While visiting her hometown of Little Rock, AR, my mom would often bring me back to her childhood church, St. Edward, which was inhabited by German immigrants in the late 1800s.
Pause here—reminisce YOUR childhood church—the familiar statues, stained glass windows, the smells, the old wooden pews and especially the old…urrrr…elders of the church.
Each trip back to our car following Mass at St. Edward’s, we would pass the playground and school gym. During our walk, my mom would recount the story of when the church caught on fire:
Following a basketball game during a snowy January evening in 1964, the students walked outside to realize the church was on fire. Ironically, the fire department was located fifty-feet from the front door of the church; however, the fire burned at the altar, which was the opposite end and wasn’t discovered until they left the gym.
Janet McNeil Finch recalls, “As we watched in disbelief, the top spire of the altar crashed through the stained glass window (of St. Scholastica) nearest us.”
With time, the fire department controlled the blaze, keeping it from spreading and destroying the exterior. Unfortunately, the entire interior was smoke and water damaged, while the Gothic designed main altar and “Our Lady of Perpetual Help” side altar were destroyed.
The Gothic design of the church was dedicated in 1905 for the German immigrant parishioners. During the reconstruction, the three stained glass windows encompassing the altar were rebuilt in Germany. Every other piece of glass from the other windows had to be removed and restored.
The most interesting aspect of this story (besides the firemen walking to church to tend the fire) was that the son of the original woodcarver who fabricated the high altar was found in Italy with the original plans! Wood from The Black Forest of Germany was used originally and was again used to rebuild the altar.

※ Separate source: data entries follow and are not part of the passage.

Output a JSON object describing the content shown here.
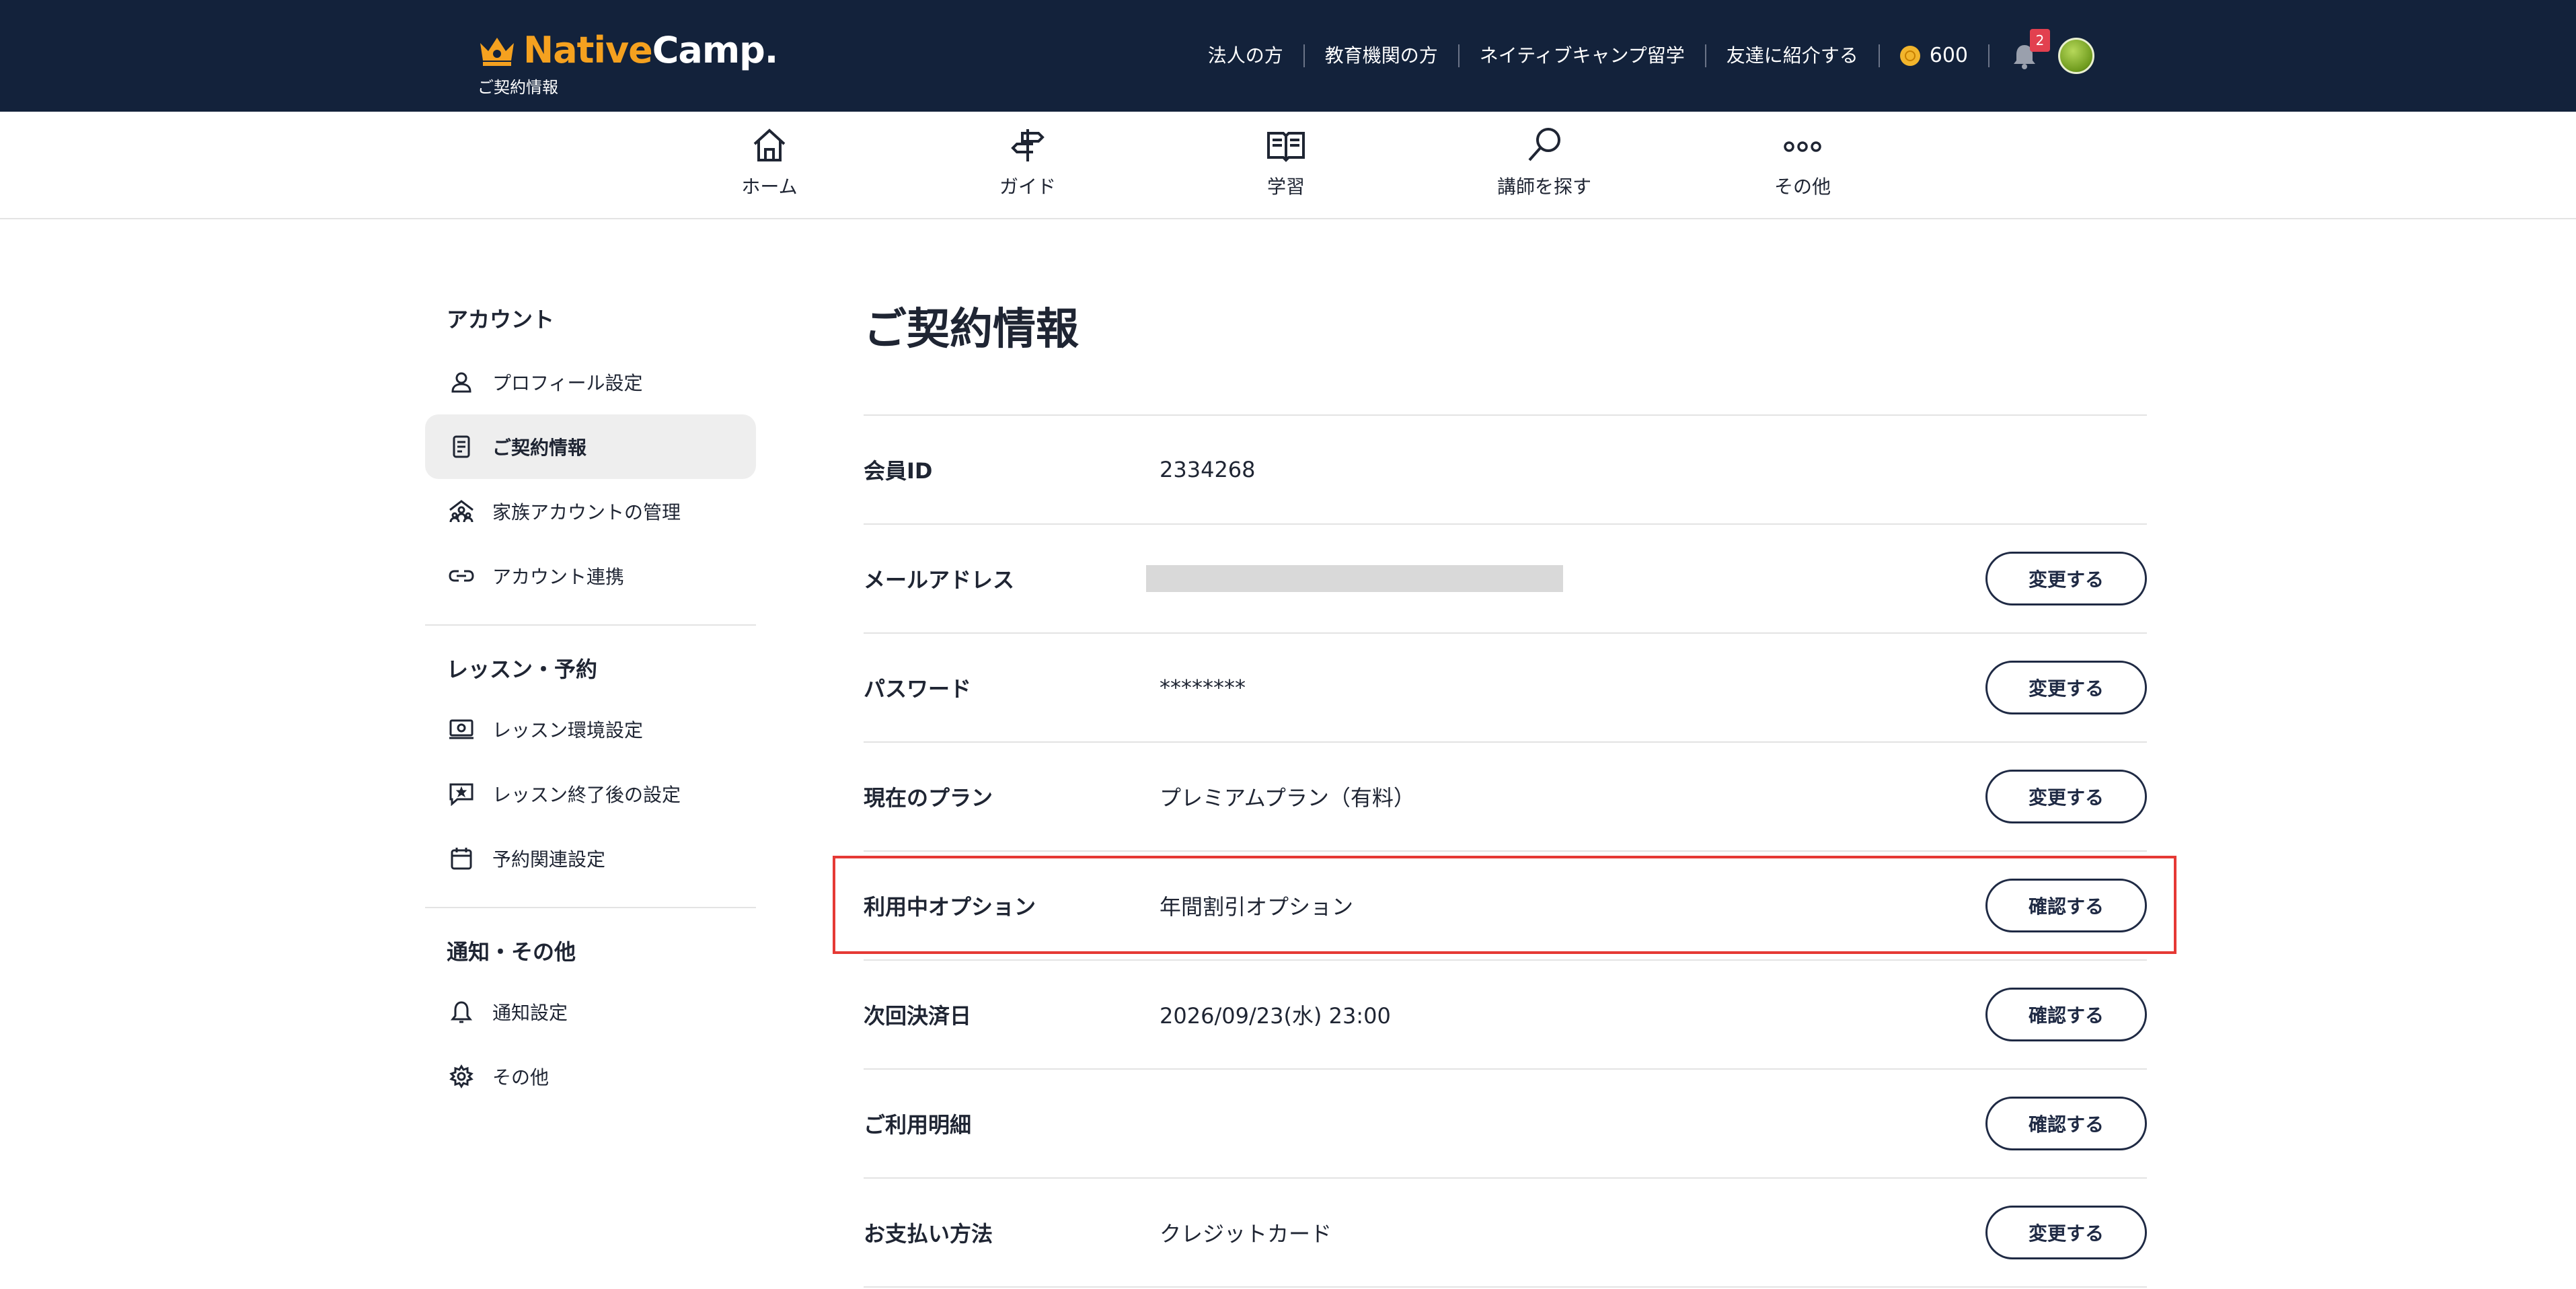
{
  "header": {
    "logo_native": "Native",
    "logo_camp": "Camp.",
    "subtitle": "ご契約情報",
    "links": [
      "法人の方",
      "教育機関の方",
      "ネイティブキャンプ留学",
      "友達に紹介する"
    ],
    "coins": "600",
    "notification_count": "2"
  },
  "nav": {
    "items": [
      {
        "label": "ホーム",
        "icon": "home-icon"
      },
      {
        "label": "ガイド",
        "icon": "signpost-icon"
      },
      {
        "label": "学習",
        "icon": "book-icon"
      },
      {
        "label": "講師を探す",
        "icon": "search-icon"
      },
      {
        "label": "その他",
        "icon": "more-dots-icon"
      }
    ]
  },
  "sidebar": {
    "sections": [
      {
        "title": "アカウント",
        "items": [
          {
            "label": "プロフィール設定",
            "icon": "user-icon"
          },
          {
            "label": "ご契約情報",
            "icon": "document-icon",
            "active": true
          },
          {
            "label": "家族アカウントの管理",
            "icon": "family-icon"
          },
          {
            "label": "アカウント連携",
            "icon": "link-icon"
          }
        ]
      },
      {
        "title": "レッスン・予約",
        "items": [
          {
            "label": "レッスン環境設定",
            "icon": "laptop-camera-icon"
          },
          {
            "label": "レッスン終了後の設定",
            "icon": "star-message-icon"
          },
          {
            "label": "予約関連設定",
            "icon": "calendar-icon"
          }
        ]
      },
      {
        "title": "通知・その他",
        "items": [
          {
            "label": "通知設定",
            "icon": "bell-icon"
          },
          {
            "label": "その他",
            "icon": "gear-icon"
          }
        ]
      }
    ]
  },
  "main": {
    "title": "ご契約情報",
    "rows": [
      {
        "label": "会員ID",
        "value": "2334268",
        "button": ""
      },
      {
        "label": "メールアドレス",
        "value": "",
        "masked": true,
        "button": "変更する"
      },
      {
        "label": "パスワード",
        "value": "********",
        "button": "変更する"
      },
      {
        "label": "現在のプラン",
        "value": "プレミアムプラン（有料）",
        "button": "変更する"
      },
      {
        "label": "利用中オプション",
        "value": "年間割引オプション",
        "button": "確認する",
        "highlighted": true
      },
      {
        "label": "次回決済日",
        "value": "2026/09/23(水) 23:00",
        "button": "確認する"
      },
      {
        "label": "ご利用明細",
        "value": "",
        "button": "確認する"
      },
      {
        "label": "お支払い方法",
        "value": "クレジットカード",
        "button": "変更する"
      }
    ]
  },
  "colors": {
    "header_bg": "#13223b",
    "accent_orange": "#f5a11f",
    "highlight_red": "#e53935",
    "badge_red": "#e2404f"
  }
}
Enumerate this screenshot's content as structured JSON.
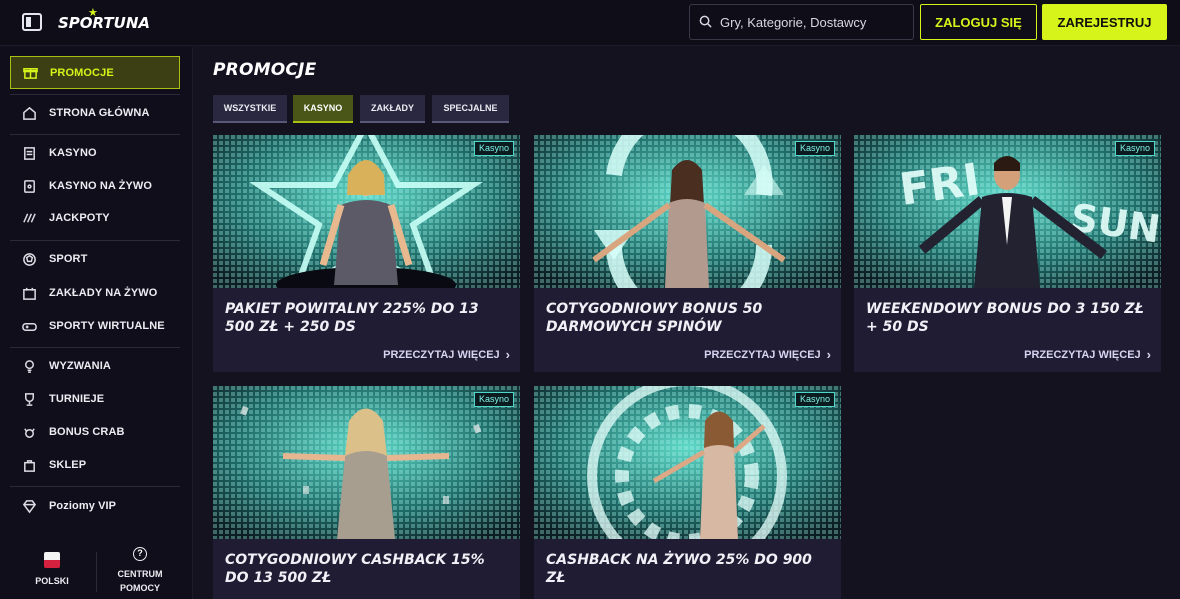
{
  "header": {
    "logo_text": "SPORTUNA",
    "search_placeholder": "Gry, Kategorie, Dostawcy",
    "login_label": "ZALOGUJ SIĘ",
    "register_label": "ZAREJESTRUJ"
  },
  "sidebar": {
    "items": [
      {
        "label": "PROMOCJE",
        "icon": "gift-icon"
      },
      {
        "label": "STRONA GŁÓWNA",
        "icon": "home-icon"
      },
      {
        "label": "KASYNO",
        "icon": "casino-icon"
      },
      {
        "label": "KASYNO NA ŻYWO",
        "icon": "live-casino-icon"
      },
      {
        "label": "JACKPOTY",
        "icon": "jackpot-icon"
      },
      {
        "label": "SPORT",
        "icon": "ball-icon"
      },
      {
        "label": "ZAKŁADY NA ŻYWO",
        "icon": "live-bet-icon"
      },
      {
        "label": "SPORTY WIRTUALNE",
        "icon": "gamepad-icon"
      },
      {
        "label": "WYZWANIA",
        "icon": "lightbulb-icon"
      },
      {
        "label": "TURNIEJE",
        "icon": "trophy-icon"
      },
      {
        "label": "BONUS CRAB",
        "icon": "crab-icon"
      },
      {
        "label": "SKLEP",
        "icon": "shop-icon"
      },
      {
        "label": "Poziomy VIP",
        "icon": "diamond-icon"
      }
    ],
    "language_label": "POLSKI",
    "help_label_line1": "CENTRUM",
    "help_label_line2": "POMOCY"
  },
  "main": {
    "title": "PROMOCJE",
    "tabs": [
      "WSZYSTKIE",
      "KASYNO",
      "ZAKŁADY",
      "SPECJALNE"
    ],
    "active_tab": "KASYNO",
    "read_more_label": "PRZECZYTAJ WIĘCEJ",
    "cards": [
      {
        "badge": "Kasyno",
        "title": "PAKIET POWITALNY 225% DO 13 500 ZŁ + 250 DS"
      },
      {
        "badge": "Kasyno",
        "title": "COTYGODNIOWY BONUS 50 DARMOWYCH SPINÓW"
      },
      {
        "badge": "Kasyno",
        "title": "WEEKENDOWY BONUS DO 3 150 ZŁ + 50 DS",
        "image_text_left": "FRI",
        "image_text_right": "SUN"
      },
      {
        "badge": "Kasyno",
        "title": "COTYGODNIOWY CASHBACK 15% DO 13 500 ZŁ"
      },
      {
        "badge": "Kasyno",
        "title": "CASHBACK NA ŻYWO 25% DO 900 ZŁ"
      }
    ]
  },
  "colors": {
    "accent": "#d6f31a",
    "background": "#14121f",
    "card": "#1f1c33",
    "teal": "#4fd7c9"
  }
}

As the Second Vatican Council was ending and bringing about changes in the church, it was timely that St. Edward Church was restored under those guidelines. This included moving the altar table forward from the original altar structure, as Mass would be celebrated facing the congregation. Although their beautiful church was burned, it was timely that it should be rebuilt during the season of Vatican II. As in Ecclesiastes, there is a time to break down and a time to rebuild.